Global forests need global governance and market recognition18 December 2023
The new Broader Market Recognition Coalition is a key practical development to incentivise and deliver strong tropical forest governance, writes David Hopkins, Timber Development UK chief executive
As COP climate talks have widened their agendas over the years, the role of forests and forestry has assumed ever greater importance for meeting carbon targets.
Each year seems to bring a new announcement from world leaders pledging government and corporate cash for halting or reversing forest loss – along with evidence that we are failing to meet pledges made previously. Forests are so important to the global climate, yet fundamentally neglected in policy. Little of the grand rhetoric is ever matched in reality.
The New York Declaration on Forests in 2014 – where 39 countries pledged to halve deforestation by 2020 – is a good example. Instead of deforestation being halved, it rose by almost 20% among signatory countries in the following years.
Part of the problem lies in the focus on headline grabbing figures rather than addressing fundamentals of having strong, legal frameworks within which national sustainable forestry systems can operate. Without the governance, there is nothing of substance to invest into and nothing to ensure forests you invest in today will still be standing tomorrow.

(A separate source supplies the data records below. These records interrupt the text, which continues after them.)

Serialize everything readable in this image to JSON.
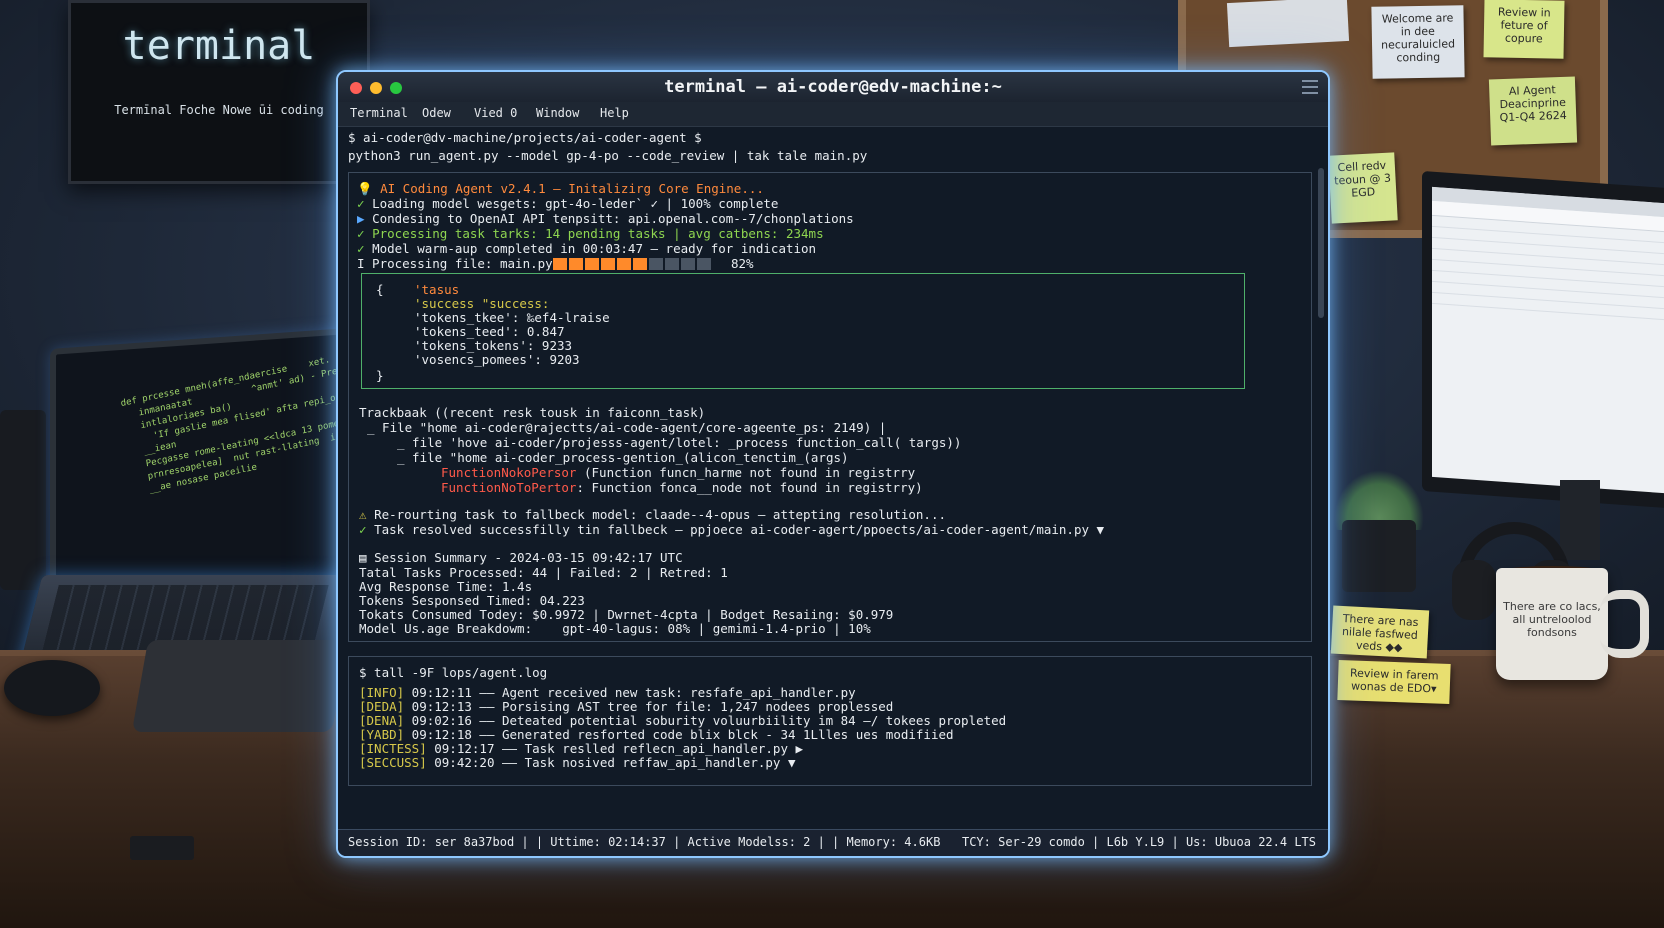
{
  "poster": {
    "title": "terminal",
    "subtitle": "Termīnal Foche Nowe ūi coding"
  },
  "notes": {
    "n1": "Welcome are in dee necuraluicled conding",
    "n2": "Review in feture of copure",
    "n3": "AI Agent Deacinprine Q1-Q4 2624",
    "n4": "Cell redv teoun @ 3 EGD",
    "n5": "There are nas nilale fasfwed veds ◆◆",
    "n6": "Review in farem wonas de EDO▾",
    "mug": "There are co lacs, all untreloolod fondsons"
  },
  "window": {
    "title": "terminal — ai-coder@edv-machine:~",
    "menu": [
      "Terminal",
      "Odew",
      "Vied 0",
      "Window",
      "Help"
    ]
  },
  "command": {
    "prompt": "$ ai-coder@dv-machine/projects/ai-coder-agent $",
    "cmd": "python3 run_agent.py --model gp-4-po --code_review | tak tale main.py"
  },
  "init": {
    "header": "AI Coding Agent v2.4.1 — Initalizirg Core Engine...",
    "lines": [
      {
        "icon": "✓",
        "text": "Loading model wesgets: gpt-4o-leder` ✓ | 100% complete"
      },
      {
        "icon": "▶",
        "text": "Condesing to OpenAI API tenpsitt: api.openal.com--7/chonplations"
      },
      {
        "icon": "✓",
        "text": "Processing task tarks: 14 pending tasks | avg catbens: 234ms"
      },
      {
        "icon": "✓",
        "text": "Model warm-aup completed in 00:03:47 — ready for indication"
      }
    ],
    "processing_label": "I Processing file: main.py",
    "progress_percent_label": "82%",
    "progress": 0.82
  },
  "json": {
    "open": "{",
    "close": "}",
    "lines": [
      "'tasus",
      "'success \"success:",
      "'tokens_tkee': ‰ef4-lraise",
      "'tokens_teed': 0.847",
      "'tokens_tokens': 9233",
      "'vosencs_pomees': 9203"
    ]
  },
  "traceback": {
    "header": "Trackbaak ((recent resk tousk in faiconn_task)",
    "lines": [
      "_ File \"home ai-coder@rajectts/ai-code-agent/core-ageente_ps: 2149) |",
      "_ file 'hove ai-coder/projesss-agent/lotel: _process function_call( targs))",
      "_ file \"home ai-coder_process-gention_(alicon_tenctim_(args)"
    ],
    "errors": [
      {
        "name": "FunctionNokoPersor",
        "msg": " (Function funcn_harme not found in registrry"
      },
      {
        "name": "FunctionNoToPertor",
        "msg": ": Function fonca__node not found in registrry)"
      }
    ]
  },
  "fallback": {
    "warn": "Re-rourting task to fallbeck model: claade--4-opus — attepting resolution...",
    "ok": "Task resolved successfilly tin fallbeck — ppjoece ai-coder-agert/ppoects/ai-coder-agent/main.py ▼"
  },
  "summary": {
    "title": "Session Summary - 2024-03-15 09:42:17 UTC",
    "lines": [
      "Tatal Tasks Processed: 44 | Failed: 2 | Retred: 1",
      "Avg Response Time: 1.4s",
      "Tokens Sesponsed Timed: 04.223",
      "Tokats Consumed Todey: $0.9972 | Dwrnet-4cpta | Bodget Resaiing: $0.979",
      "Model Us.age Breakdowm:    gpt-40-lagus: 08% | gemimi-1.4-prio | 10%"
    ]
  },
  "log": {
    "cmd": "$ tall -9F lops/agent.log",
    "entries": [
      {
        "tag": "[INFO]",
        "text": " 09:12:11 —— Agent received new task: resfafe_api_handler.py"
      },
      {
        "tag": "[DEDA]",
        "text": " 09:12:13 —— Porsising AST tree for file: 1,247 nodees proplessed"
      },
      {
        "tag": "[DENA]",
        "text": " 09:02:16 —— Deteated potential soburity voluurbiility im 84 —/ tokees propleted"
      },
      {
        "tag": "[YABD]",
        "text": " 09:12:18 —— Generated resforted code blix blck - 34 1Llles ues modifiied"
      },
      {
        "tag": "[INCTESS]",
        "text": " 09:12:17 —— Task reslled reflecn_api_handler.py ▶"
      },
      {
        "tag": "[SECCUSS]",
        "text": " 09:42:20 —— Task nosived reffaw_api_handler.py ▼"
      }
    ]
  },
  "status": {
    "left": "Session ID: ser 8a37bod | | Uttime: 02:14:37 | Active Modelss: 2 | | Memory: 4.6KB",
    "right": "TCY: Ser-29 comdo | L6b Y.L9 | Us: Ubuoa 22.4 LTS"
  },
  "laptop_code": "def prcesse mneh(affe_ndaercise    xet. av)\n   inmanaatat           ^anmt' ad) - Pressn\n   intlaloriaes ba()\n     'If gaslie mea flised' afta repi_on meil)\n   __iean\n   Pecgasse rome-leating <<ldca 13 pome)\n   prnresoapelea]  nut rast-llating  in Af ana'\n   __ae nosase paceilie"
}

It’s this essential first step that many eye catching pledges fail to address. Yet, the only states which are seeing a drop in deforestation are those with proper national standards for forestry management and production.
This is where a new initiative – the Broader Market Recognition Coalition (BMRC) – comes in (see pp30- 32). Founded at a policy forum in Bali earlier this year, and building on the work of the Tropical Timber Accord launched at COP26 by TDUK and others, the BMRC seeks to encourage development and implementation of national forestry standards and verification systems.
Core functions of BMRC are to establish a robust framework to endorse these national standards of participating countries and promote international recognition of them to boost trade, so incentivising further development of sustainable forestry systems.
BMRC builds on progress made by tropical countries under the FLEGT regime. Although this is now being superseded by the EU Deforestation Regulation, the FLEGT process has 20 years of practical policy experience in delivering an operational framework for market recognition of national forest programmes. Its achievements should not be overlooked in the rush for something new.
Stakeholders representing six tropical producer countries are working on the BMRC initiative, with a larger outer circle of influential nations, including China and the UK (via TDUK), to help with wider input and political recognition. Political recognition will be vital to driving the process, from multi-stakeholder engagement processes through to market recognition, and to attracting investment into tropical forest enterprises.
The BMRC website – www.forestgovernance.org – will be launched with a roadmap for action in November, with a campaign to build further support during 2024.
We need to maintain this momentum through the trade to support the work being developed by producer countries. It is only when they own their own forestry systems and see the genuine benefits on the ground, that we will start to make good on grandiose pledges made at international summits.